Autism and Asperger’s Disorder are diagnoses which both present with a hallmark feature of social impairment. There are several differences between the two diagnoses which help classify the two disorders.
The Diagnostic and Statistical Manual of Mental Disorders, Fourth Edition, Text Revised (DSM-IV-TR), which is the diagnostic guidebook published by the American Psychiatric Association, indicates that there are three domains of diagnostic criteria for a diagnosis of Autism. Impairment with social relationships is the first domain which includes impaired nonverbal communication (poor eye contact and lack of gestures), poor peer relationships (lack of social interest when young to one-sided social interactions when older), poor joint attention (lack of pointing to show interest, not bringing items to show parents), and a lack of emotional reciprocity (failure of the child to notice parents and peers emotions). The second area is impairment in language which includes: language delay (not speaking at a year, or not speaking in sentences at two years), inability to carry on a give-and-take conversation, perseverative and repetitive language (repeating lines from television shows or the same thing over and over), and absent or delayed pretend play. The final area of Autism is repetitive behaviors which include: preoccupations or over-interest with favorite objects or topics that are unusual for the child’s age, routines and rituals that cause distress if interrupted, stereotypical movements (rocking, hand flapping, spinning), and interest in parts of objects (playing with only the wheels on a car). According to the DSM-IV, the main differential between the diagnoses of Autism (as described above) versus Asperger’s Disorder is that children with a diagnosis of Aspergers do not evidence impairment in language.
Neuropsychological studies have documented that children with Asperger’s Disorder often exhibit relative strength with regard to their verbal skills with deficits in their visual spatial and visual motor ability. Whereas children with Autism will often exhibit the opposite profile; strength with visual spatial and visual motor ability and weakness with verbal skills (Wolf, Fein, Akshoomoff, 2007).

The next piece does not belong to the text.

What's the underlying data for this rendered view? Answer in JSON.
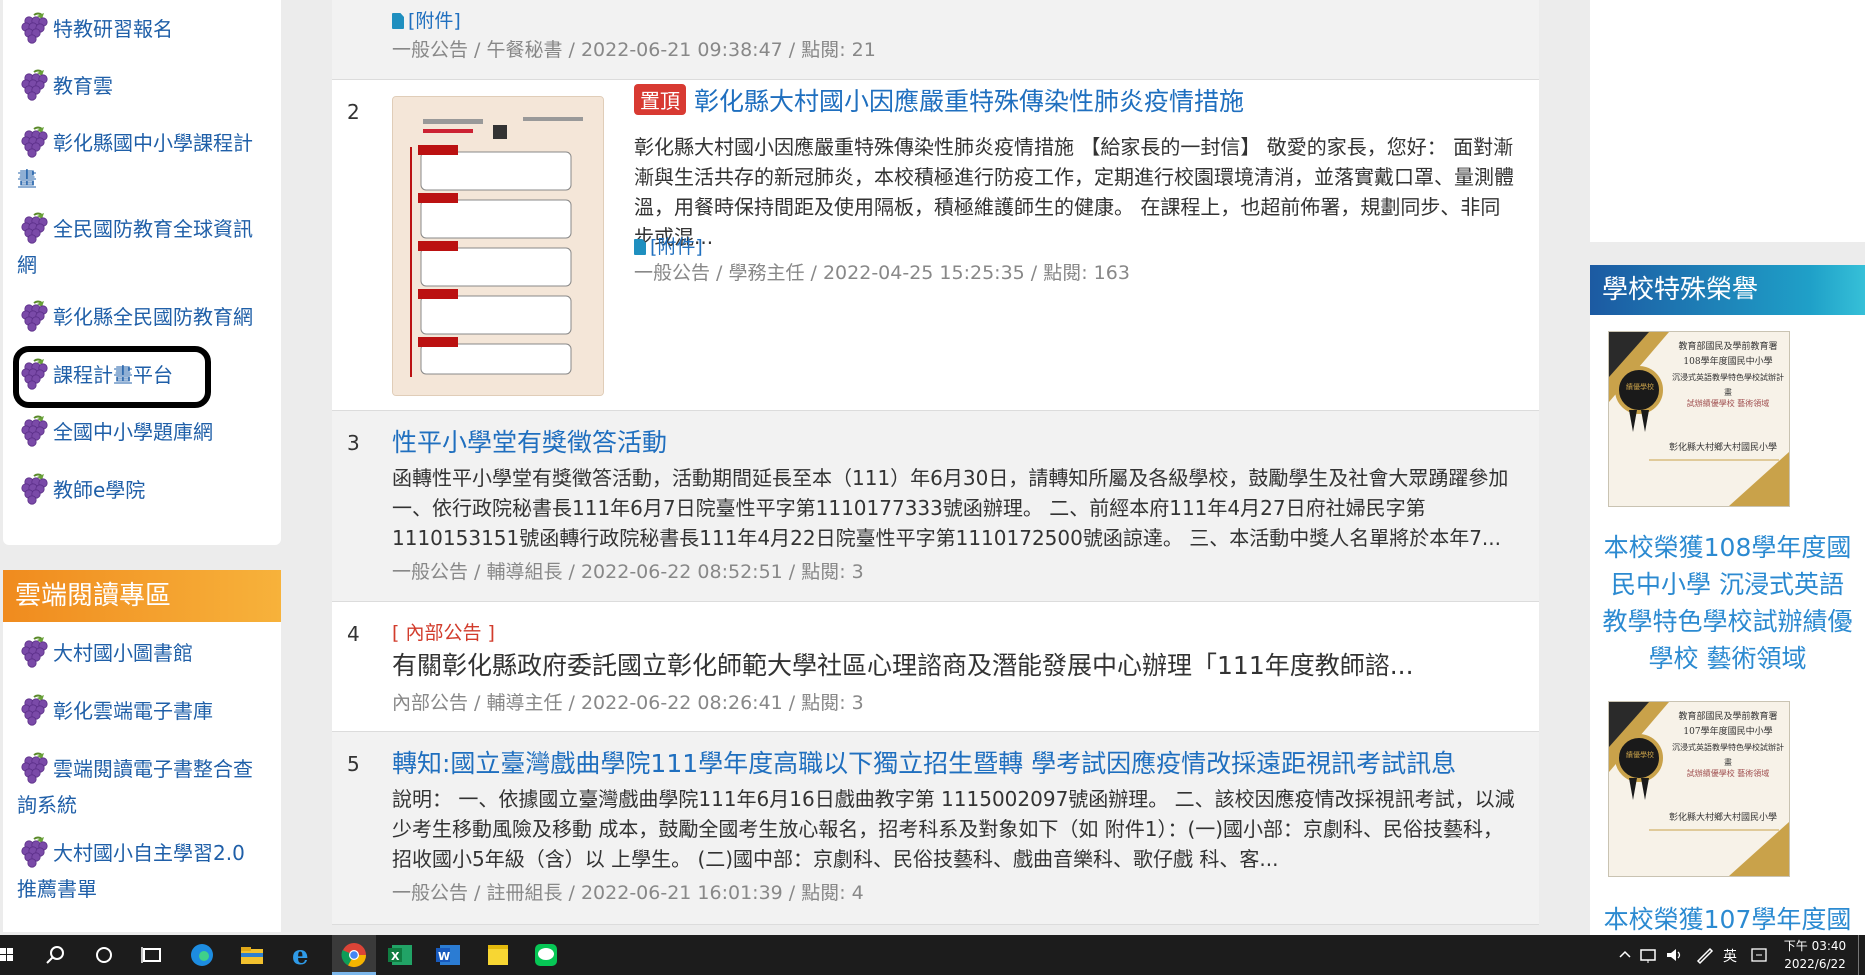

Overall, the diagnoses of Autism and Asperger’s Disorder are quite similar in that they both feature impairment with social relationships and repetitive behaviors. The main exception between the two diagnoses is that children with Asperger’s do not exhibit the concern with language functioning.